Slow demolition of St. Francis steeple likely to last through week

Posted

Photo Gallery | Demolition of former St. Francis Church begins

NORTH ADAMS, MASS. — Starting at the top of its 168-foot spire, workers on Monday began the painstaking process of deconstructing St. Francis of Assisi Church.

A crane stretched high in the air at the corner of Union and Eagle streets as crews battled chilly rain and blustering winds. The first step was to save the cross.

"It's a slow process to make sure that it's done safely," said North Adams Fire Director Stephen Meranti, who has been monitoring the operation. "They're taking it down piece by piece by hand until there may be a point where hey can get some larger chunks off there."

Following a partial collapse of the steeple on Thursday, the Diocese of Springfield sent engineers to inspect the facility and found, along with city building inspectors, the structure to be unsafe.

On Sunday, the diocese announced the only viable option would be to raze the entire church, which hasn't been in use since 2008.

The demolition of the steeple is expected to last through the week and the remaining structure will follow, according to diocese spokesman Mark Dupont. The adjacent rectory will not be torn down.

Amid gusty winds and without construction equipment, it was unclear on Sunday when the demolition of the historic church building and its steeple would commence. But by Monday morning a crew was on site and the crane was anchored to ground, ready to begin.

"I'm actually very encouraged because technically we're ahead of the game from what we were talking about yesterday," said Mayor Richard Alcombright.

Though also most businesses remained open, Eagle Street was cut off from vehicular traffic between Main and Union streets. Nearby Village Pizza remained closed and residents of the adjacent flatiron building continued to be barred from their homes as inspectors have deemed the steeple to be structurally unsound. They were not expected to be allowed back on Monday.

City officials were unsure how many residents were evacuated from the flatiron building.

"We're really trying to get them in as soon as possible," Meranti said. "Their safety is of the most concern to us."

A steady stream of onlookers gawked from behind safety tape at the demolition of the church, a staple of the community's skyline for more than a century, throughout the unseasonably cold spring day. Videos and photos taken as keepsakes during the church's final days were shared on social media on Sunday and Monday.

"I was there when they were lowering the cross," Alcombright, said, "and I have to tell you, I was moved by that."

Contact Adam Shanks at 413-496-6376.


TALK TO US

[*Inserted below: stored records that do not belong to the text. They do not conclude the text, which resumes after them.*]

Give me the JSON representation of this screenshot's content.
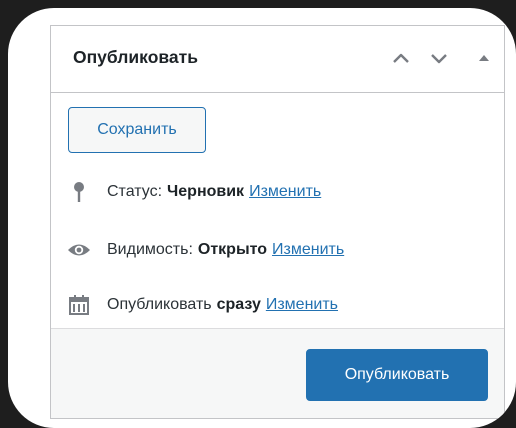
{
  "panel": {
    "title": "Опубликовать",
    "controls": [
      "move-up-icon",
      "move-down-icon",
      "toggle-panel-icon"
    ]
  },
  "actions": {
    "save_label": "Сохранить",
    "publish_label": "Опубликовать"
  },
  "status": {
    "icon": "pin-icon",
    "label": "Статус:",
    "value": "Черновик",
    "edit_link": "Изменить"
  },
  "visibility": {
    "icon": "eye-icon",
    "label": "Видимость:",
    "value": "Открыто",
    "edit_link": "Изменить"
  },
  "schedule": {
    "icon": "calendar-icon",
    "label": "Опубликовать",
    "value": "сразу",
    "edit_link": "Изменить"
  },
  "colors": {
    "accent": "#2271b1",
    "border": "#c3c4c7",
    "background": "#1e1e1e",
    "footer": "#f6f7f7"
  }
}
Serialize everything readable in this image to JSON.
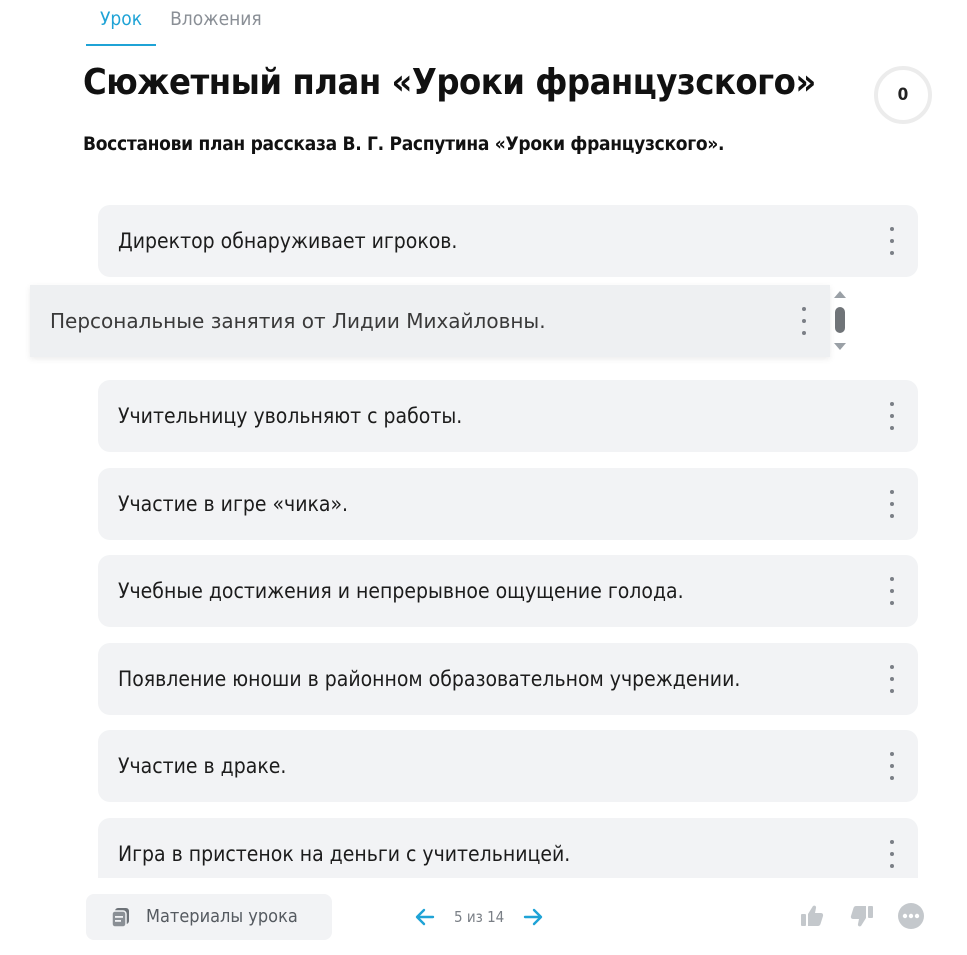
{
  "tabs": [
    {
      "label": "Урок"
    },
    {
      "label": "Вложения"
    }
  ],
  "lesson": {
    "title": "Сюжетный план «Уроки французского»",
    "instruction": "Восстанови план рассказа В. Г. Распутина «Уроки французского».",
    "score": "0"
  },
  "items": [
    {
      "text": "Директор обнаруживает игроков."
    },
    {
      "text": "Персональные занятия от Лидии Михайловны."
    },
    {
      "text": "Учительницу увольняют с работы."
    },
    {
      "text": "Участие в игре «чика»."
    },
    {
      "text": "Учебные достижения и непрерывное ощущение голода."
    },
    {
      "text": "Появление юноши в районном образовательном учреждении."
    },
    {
      "text": "Участие в драке."
    },
    {
      "text": "Игра в пристенок на деньги с учительницей."
    }
  ],
  "footer": {
    "materials_label": "Материалы урока",
    "pager": "5 из 14"
  },
  "colors": {
    "accent": "#1fa3d6",
    "card_bg": "#f2f3f5",
    "muted_icon": "#c4c8cc"
  },
  "icons": {
    "materials": "documents-icon",
    "prev": "arrow-left-icon",
    "next": "arrow-right-icon",
    "like": "thumbs-up-icon",
    "dislike": "thumbs-down-icon",
    "more": "more-horizontal-icon",
    "menu": "kebab-menu-icon"
  }
}
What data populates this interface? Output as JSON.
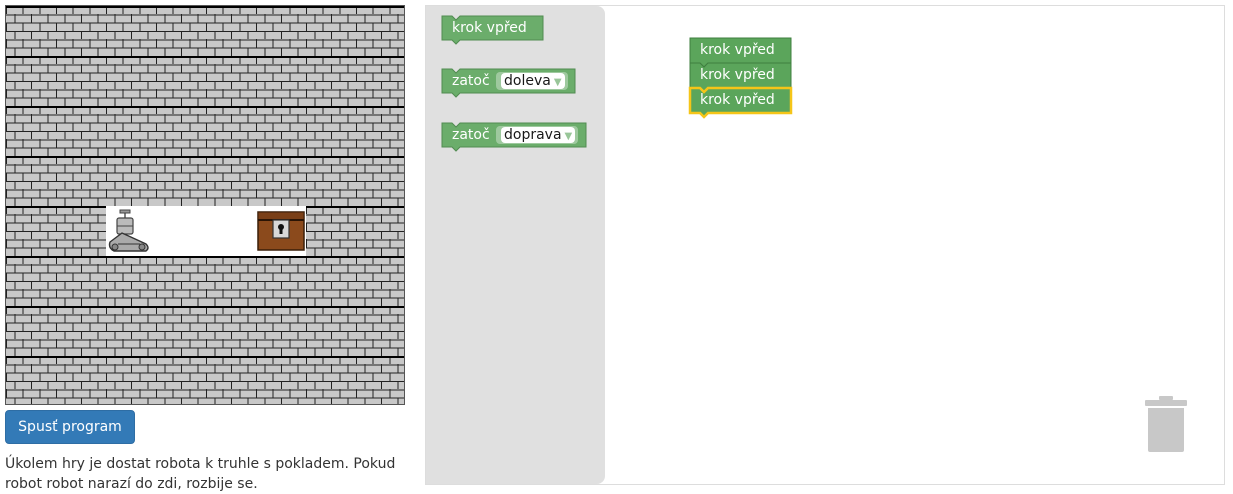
{
  "board": {
    "robot_icon": "robot-icon",
    "chest_icon": "treasure-chest-icon",
    "wall_icon": "brick-wall-icon"
  },
  "controls": {
    "run_label": "Spusť program",
    "task_text": "Úkolem hry je dostat robota k truhle s pokladem. Pokud robot robot narazí do zdi, rozbije se."
  },
  "toolbox": {
    "blocks": [
      {
        "label": "krok vpřed"
      },
      {
        "label": "zatoč",
        "option": "doleva"
      },
      {
        "label": "zatoč",
        "option": "doprava"
      }
    ]
  },
  "program": {
    "blocks": [
      {
        "label": "krok vpřed"
      },
      {
        "label": "krok vpřed"
      },
      {
        "label": "krok vpřed",
        "selected": true
      }
    ]
  },
  "colors": {
    "block_green": "#5ba55b",
    "block_border": "#3f7f3f",
    "selected_outline": "#f5c518",
    "run_button": "#337ab7",
    "toolbox_bg": "#dddddd"
  },
  "trash_icon": "trash-icon"
}
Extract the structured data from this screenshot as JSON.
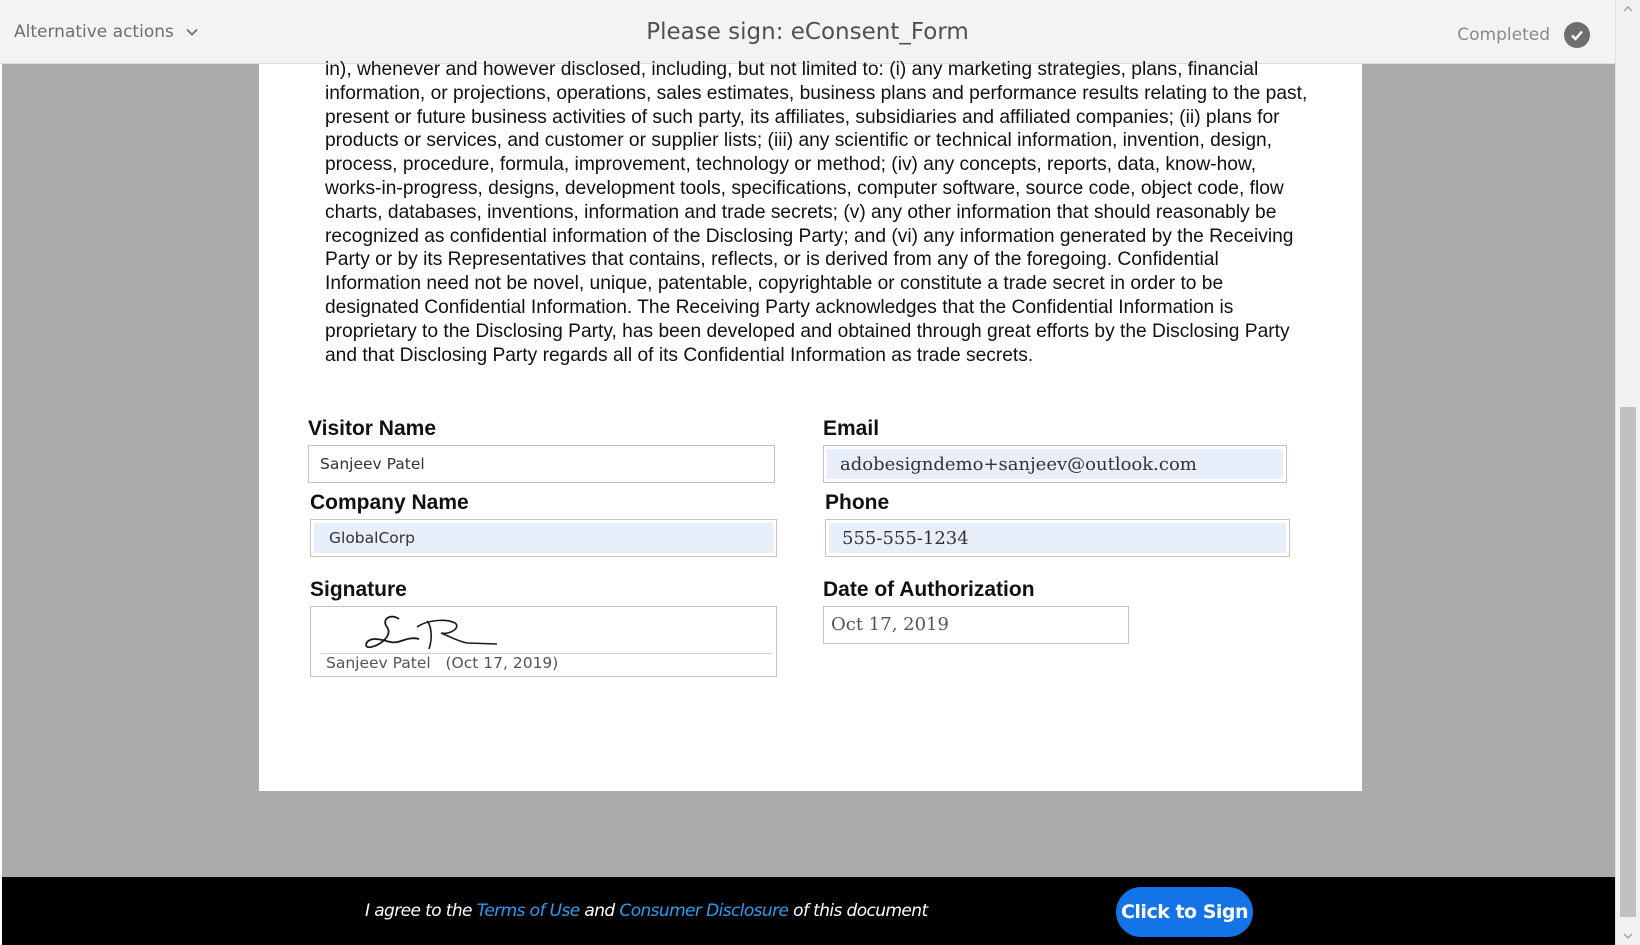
{
  "header": {
    "alternative_actions_label": "Alternative actions",
    "title": "Please sign: eConsent_Form",
    "status_label": "Completed"
  },
  "document": {
    "paragraph": "in), whenever and however disclosed, including, but not limited to: (i) any marketing strategies, plans, financial information, or projections, operations, sales estimates, business plans and performance results relating to the past, present or future business activities of such party, its affiliates, subsidiaries and affiliated companies; (ii) plans for products or services, and customer or supplier lists; (iii) any scientific or technical information, invention, design, process, procedure, formula, improvement, technology or method; (iv) any concepts, reports, data, know-how, works-in-progress, designs, development tools, specifications, computer software, source code, object code, flow charts, databases, inventions, information and trade secrets; (v) any other information that should reasonably be recognized as confidential information of the Disclosing Party; and (vi) any information generated by the Receiving Party or by its Representatives that contains, reflects, or is derived from any of the foregoing.  Confidential Information need not be novel, unique, patentable, copyrightable or constitute a trade secret in order to be designated Confidential Information.  The Receiving Party acknowledges that the Confidential Information is proprietary to the Disclosing Party, has been developed and obtained through great efforts by the Disclosing Party and that Disclosing Party regards all of its Confidential Information as trade secrets.",
    "fields": {
      "visitor_name": {
        "label": "Visitor Name",
        "value": "Sanjeev Patel"
      },
      "email": {
        "label": "Email",
        "value": "adobesigndemo+sanjeev@outlook.com"
      },
      "company_name": {
        "label": "Company Name",
        "value": "GlobalCorp"
      },
      "phone": {
        "label": "Phone",
        "value": "555-555-1234"
      },
      "signature": {
        "label": "Signature",
        "signer_name": "Sanjeev Patel",
        "signed_date": "(Oct 17, 2019)"
      },
      "date_of_authorization": {
        "label": "Date of Authorization",
        "value": "Oct 17, 2019"
      }
    }
  },
  "footer": {
    "agree_prefix": "I agree to the ",
    "terms_link": "Terms of Use",
    "and_text": " and ",
    "disclosure_link": "Consumer Disclosure",
    "agree_suffix": " of this document",
    "sign_button": "Click to Sign"
  },
  "colors": {
    "accent_button": "#1473e6",
    "link": "#2d9bf0",
    "field_highlight": "#e8eefa",
    "viewer_background": "#ababab"
  },
  "icons": [
    "chevron-down-icon",
    "checkmark-circle-icon",
    "handwritten-signature",
    "scroll-up-arrow-icon",
    "scroll-down-arrow-icon"
  ]
}
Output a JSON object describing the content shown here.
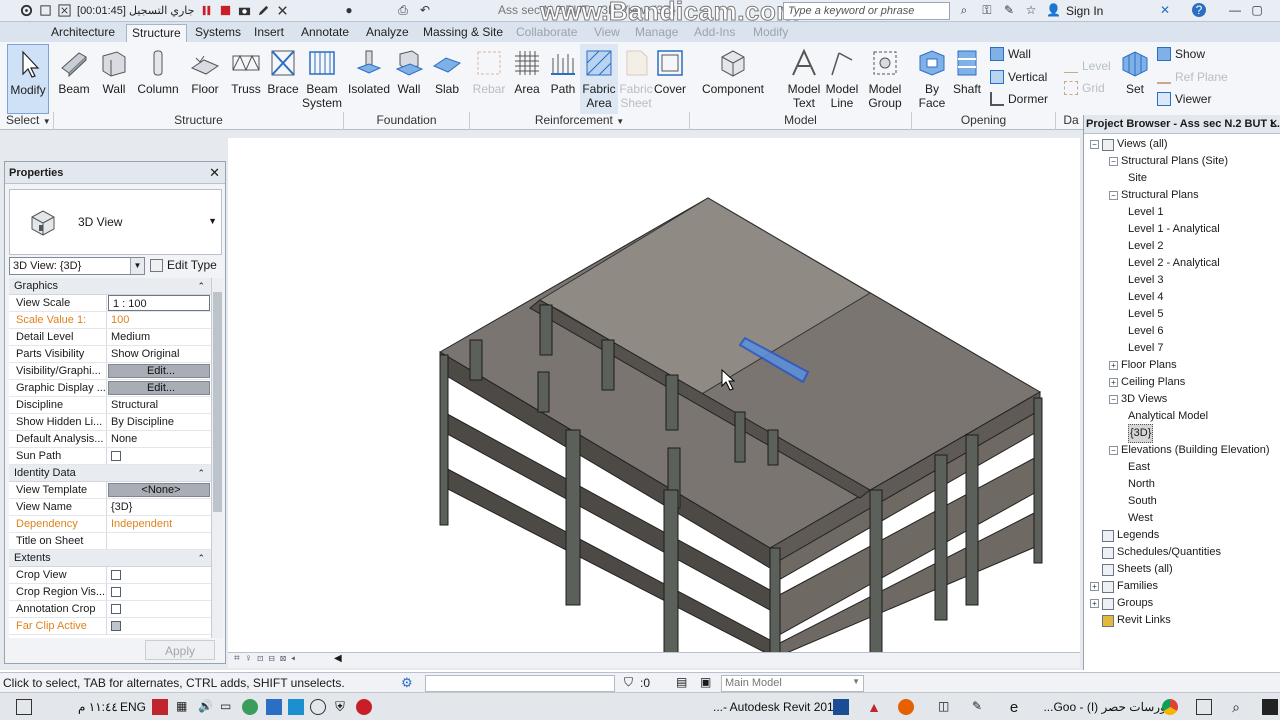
{
  "title_bar": {
    "recording_label": "جاري التسجيل [00:01:45]",
    "window_title": "Ass sec N.2 BUT... 3D View: {3D}",
    "watermark": "www.Bandicam.com",
    "search_placeholder": "Type a keyword or phrase",
    "sign_in": "Sign In"
  },
  "tabs": [
    "Architecture",
    "Structure",
    "Systems",
    "Insert",
    "Annotate",
    "Analyze",
    "Massing & Site",
    "Collaborate",
    "View",
    "Manage",
    "Add-Ins",
    "Modify"
  ],
  "active_tab": "Structure",
  "ribbon": {
    "modify": "Modify",
    "select": "Select",
    "structure_tools": [
      "Beam",
      "Wall",
      "Column",
      "Floor",
      "Truss",
      "Brace",
      "Beam System"
    ],
    "foundation_tools": [
      "Isolated",
      "Wall",
      "Slab"
    ],
    "reinforcement_tools": [
      "Rebar",
      "Area",
      "Path",
      "Fabric Area",
      "Fabric Sheet",
      "Cover"
    ],
    "model_tools": [
      "Component",
      "Model Text",
      "Model Line",
      "Model Group"
    ],
    "opening_tools": [
      "By Face",
      "Shaft"
    ],
    "opening_small": [
      "Wall",
      "Vertical",
      "Dormer"
    ],
    "datum_small": [
      "Level",
      "Grid"
    ],
    "workplane": {
      "set": "Set",
      "show": "Show",
      "ref_plane": "Ref Plane",
      "viewer": "Viewer"
    },
    "panels": {
      "select": "Select",
      "structure": "Structure",
      "foundation": "Foundation",
      "reinforcement": "Reinforcement",
      "model": "Model",
      "opening": "Opening",
      "datum": "Da"
    }
  },
  "properties": {
    "title": "Properties",
    "type_name": "3D View",
    "instance_selector": "3D View: {3D}",
    "edit_type": "Edit Type",
    "apply": "Apply",
    "sections": {
      "graphics": "Graphics",
      "identity": "Identity Data",
      "extents": "Extents"
    },
    "graphics_rows": [
      {
        "k": "View Scale",
        "v": "1 : 100"
      },
      {
        "k": "Scale Value    1:",
        "v": "100"
      },
      {
        "k": "Detail Level",
        "v": "Medium"
      },
      {
        "k": "Parts Visibility",
        "v": "Show Original"
      },
      {
        "k": "Visibility/Graphi...",
        "v": "Edit..."
      },
      {
        "k": "Graphic Display ...",
        "v": "Edit..."
      },
      {
        "k": "Discipline",
        "v": "Structural"
      },
      {
        "k": "Show Hidden Li...",
        "v": "By Discipline"
      },
      {
        "k": "Default Analysis...",
        "v": "None"
      },
      {
        "k": "Sun Path",
        "v": ""
      }
    ],
    "identity_rows": [
      {
        "k": "View Template",
        "v": "<None>"
      },
      {
        "k": "View Name",
        "v": "{3D}"
      },
      {
        "k": "Dependency",
        "v": "Independent"
      },
      {
        "k": "Title on Sheet",
        "v": ""
      }
    ],
    "extents_rows": [
      {
        "k": "Crop View",
        "v": ""
      },
      {
        "k": "Crop Region Vis...",
        "v": ""
      },
      {
        "k": "Annotation Crop",
        "v": ""
      },
      {
        "k": "Far Clip Active",
        "v": ""
      }
    ]
  },
  "project_browser": {
    "title": "Project Browser - Ass sec N.2 BUT L...",
    "nodes": [
      {
        "label": "Views (all)"
      },
      {
        "label": "Structural Plans (Site)"
      },
      {
        "label": "Site"
      },
      {
        "label": "Structural Plans"
      },
      {
        "label": "Level 1"
      },
      {
        "label": "Level 1 - Analytical"
      },
      {
        "label": "Level 2"
      },
      {
        "label": "Level 2 - Analytical"
      },
      {
        "label": "Level 3"
      },
      {
        "label": "Level 4"
      },
      {
        "label": "Level 5"
      },
      {
        "label": "Level 6"
      },
      {
        "label": "Level 7"
      },
      {
        "label": "Floor Plans"
      },
      {
        "label": "Ceiling Plans"
      },
      {
        "label": "3D Views"
      },
      {
        "label": "Analytical Model"
      },
      {
        "label": "{3D}"
      },
      {
        "label": "Elevations (Building Elevation)"
      },
      {
        "label": "East"
      },
      {
        "label": "North"
      },
      {
        "label": "South"
      },
      {
        "label": "West"
      },
      {
        "label": "Legends"
      },
      {
        "label": "Schedules/Quantities"
      },
      {
        "label": "Sheets (all)"
      },
      {
        "label": "Families"
      },
      {
        "label": "Groups"
      },
      {
        "label": "Revit Links"
      }
    ]
  },
  "status": {
    "message": "Click to select, TAB for alternates, CTRL adds, SHIFT unselects.",
    "filter_count": ":0",
    "model": "Main Model"
  },
  "taskbar": {
    "time": "١١:٤٤ م",
    "lang": "ENG",
    "revit_app": "...- Autodesk Revit 2015",
    "chrome_tab": "كورسات حصر (I) - Goo..."
  },
  "colors": {
    "accent": "#2a6fc4",
    "orange": "#e0821e",
    "slab": "#7b7571",
    "column": "#5c605a"
  }
}
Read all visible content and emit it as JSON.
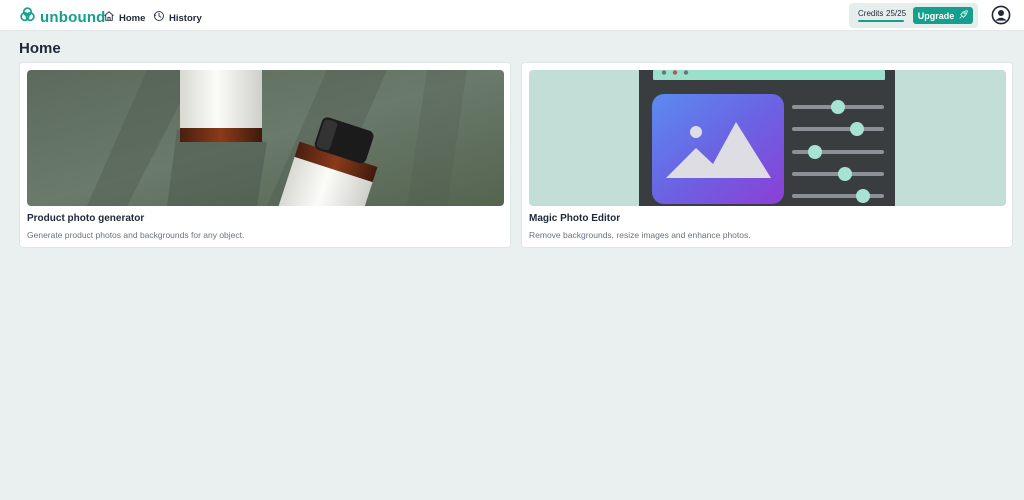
{
  "brand": {
    "name": "unbound",
    "accent": "#14a08c"
  },
  "nav": {
    "items": [
      {
        "label": "Home",
        "icon": "home-icon"
      },
      {
        "label": "History",
        "icon": "history-icon"
      }
    ]
  },
  "credits": {
    "label": "Credits",
    "count": "25/25",
    "used_fraction": 1.0,
    "upgrade_label": "Upgrade",
    "upgrade_icon": "rocket-icon"
  },
  "user": {
    "avatar_icon": "user-icon"
  },
  "page": {
    "title": "Home"
  },
  "cards": [
    {
      "title": "Product photo generator",
      "description": "Generate product photos and backgrounds for any object.",
      "image": "product-bottles-image"
    },
    {
      "title": "Magic Photo Editor",
      "description": "Remove backgrounds, resize images and enhance photos.",
      "image": "photo-editor-illustration"
    }
  ]
}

If you'd like to leave a comment (or a tip or a question) about this story with the editors, please email us. We also welcome letters to the editor for publication; you can do that by filling out our letters form and submitting it to the newsroom.

Powered by Creative Circle Media Solutions